• Are you up for a challenge?
• Are you happy to work long hours to build your business and reinvest wherever necessary?
Starting up a business might seem like a far flung dream, something that other people do, but that’s just it. Other people are doing it, so you can too.
Beat the redundancy blues
If you are thinking of starting a business do as much research as you can. There are more social networks and offline business networking groups and events than ever before, which will be a great place to seek help and also will be in an aid in counteracting any loneliness or isolation you may be suffering from. If you are claiming JSA you can also ask for a referral to the New Enterprise Allowance Scheme who will allocate you a mentor who can teach you a great deal about business.
Where will your business premises be?
Think about where your business can be allocated. If you just want to sell through online outlets such as eBay and Amazon or eBid, then you may well just utilise space in your bedroom, dining room or garage. If you have large items you may need to rent a storage facility.
Perhaps you want to run a physical shop. If that’s the case don’t forget that you will need to pay rent, business rates, gas, water and electric and numerous other outgoings that soon mount up. A cheaper option can be a market stall or a lock up in a covered market.Look for gaps in the market
Think about what has closed down in your community recently and what is needed. If you’ve lost a big DIY chain consider selling hardware etc. If you’ve lost a shoe shop, a card shop or a Woolworths – what can you replace those with?
There can never be a right or a wrong time to start your own business, there is only now. Ideally you need to consider what you can afford to invest and not to mire yourself in too much debt. Of course businesses fail, what you need to think about is exactly what the worst case scenario might be and whether you could cope with that. Once you know that you can it will be time to take that big step into the unknown.
It’s exciting! Good luck!
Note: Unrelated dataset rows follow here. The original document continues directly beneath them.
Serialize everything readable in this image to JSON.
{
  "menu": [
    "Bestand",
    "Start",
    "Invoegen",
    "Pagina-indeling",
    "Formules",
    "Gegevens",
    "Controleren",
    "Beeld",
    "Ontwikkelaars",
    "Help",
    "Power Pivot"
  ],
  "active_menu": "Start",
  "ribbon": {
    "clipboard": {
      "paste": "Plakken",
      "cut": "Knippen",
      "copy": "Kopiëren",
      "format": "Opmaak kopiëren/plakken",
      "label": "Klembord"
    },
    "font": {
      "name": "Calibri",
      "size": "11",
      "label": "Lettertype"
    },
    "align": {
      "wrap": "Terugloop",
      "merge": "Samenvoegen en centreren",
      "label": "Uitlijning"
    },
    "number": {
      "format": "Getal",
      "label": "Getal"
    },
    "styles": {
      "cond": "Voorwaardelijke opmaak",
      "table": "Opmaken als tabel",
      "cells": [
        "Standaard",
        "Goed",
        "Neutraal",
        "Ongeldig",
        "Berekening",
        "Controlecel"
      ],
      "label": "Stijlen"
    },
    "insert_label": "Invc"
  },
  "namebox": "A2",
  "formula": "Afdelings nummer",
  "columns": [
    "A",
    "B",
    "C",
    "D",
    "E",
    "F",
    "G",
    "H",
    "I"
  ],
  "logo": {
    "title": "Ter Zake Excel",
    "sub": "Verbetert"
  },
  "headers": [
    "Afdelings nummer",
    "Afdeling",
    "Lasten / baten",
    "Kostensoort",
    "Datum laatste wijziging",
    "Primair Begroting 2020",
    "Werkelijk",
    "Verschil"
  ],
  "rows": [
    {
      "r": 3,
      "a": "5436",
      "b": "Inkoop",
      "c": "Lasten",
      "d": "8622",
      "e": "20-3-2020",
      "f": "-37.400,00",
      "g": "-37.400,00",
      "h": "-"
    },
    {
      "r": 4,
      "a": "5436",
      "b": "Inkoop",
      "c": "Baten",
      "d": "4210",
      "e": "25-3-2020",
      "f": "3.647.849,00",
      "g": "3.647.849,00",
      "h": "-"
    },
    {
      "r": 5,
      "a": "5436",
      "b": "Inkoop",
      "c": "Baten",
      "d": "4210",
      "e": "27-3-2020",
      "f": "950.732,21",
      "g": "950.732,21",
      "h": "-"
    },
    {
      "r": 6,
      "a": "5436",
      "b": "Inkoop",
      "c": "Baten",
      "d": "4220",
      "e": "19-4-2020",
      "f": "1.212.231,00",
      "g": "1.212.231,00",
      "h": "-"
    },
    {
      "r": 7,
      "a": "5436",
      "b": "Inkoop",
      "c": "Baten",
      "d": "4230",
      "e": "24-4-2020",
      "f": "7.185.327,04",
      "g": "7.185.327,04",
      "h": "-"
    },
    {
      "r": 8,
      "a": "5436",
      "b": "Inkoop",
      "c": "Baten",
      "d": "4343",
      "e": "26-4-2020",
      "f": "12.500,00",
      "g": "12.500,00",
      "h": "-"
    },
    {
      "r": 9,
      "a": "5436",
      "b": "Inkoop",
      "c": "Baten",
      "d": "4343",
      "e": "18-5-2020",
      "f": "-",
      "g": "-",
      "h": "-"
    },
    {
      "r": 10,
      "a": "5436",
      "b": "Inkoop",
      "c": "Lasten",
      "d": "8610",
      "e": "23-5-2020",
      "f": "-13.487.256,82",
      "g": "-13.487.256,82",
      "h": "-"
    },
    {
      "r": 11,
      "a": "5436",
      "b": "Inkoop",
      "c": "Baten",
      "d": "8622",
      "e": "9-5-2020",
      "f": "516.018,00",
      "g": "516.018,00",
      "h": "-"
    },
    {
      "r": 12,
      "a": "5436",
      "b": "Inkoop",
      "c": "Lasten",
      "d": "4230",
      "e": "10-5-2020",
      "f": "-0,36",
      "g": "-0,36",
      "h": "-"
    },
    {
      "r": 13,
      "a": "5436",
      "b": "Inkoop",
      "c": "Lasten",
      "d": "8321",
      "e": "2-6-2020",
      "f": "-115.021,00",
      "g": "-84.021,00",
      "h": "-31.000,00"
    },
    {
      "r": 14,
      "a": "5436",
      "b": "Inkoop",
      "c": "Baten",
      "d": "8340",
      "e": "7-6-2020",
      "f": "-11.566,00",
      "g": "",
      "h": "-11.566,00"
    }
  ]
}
What about you folks who have your own business? What was the biggest challenge and what are you most proud of? We’d love to hear from you. Drop us a line below! :-)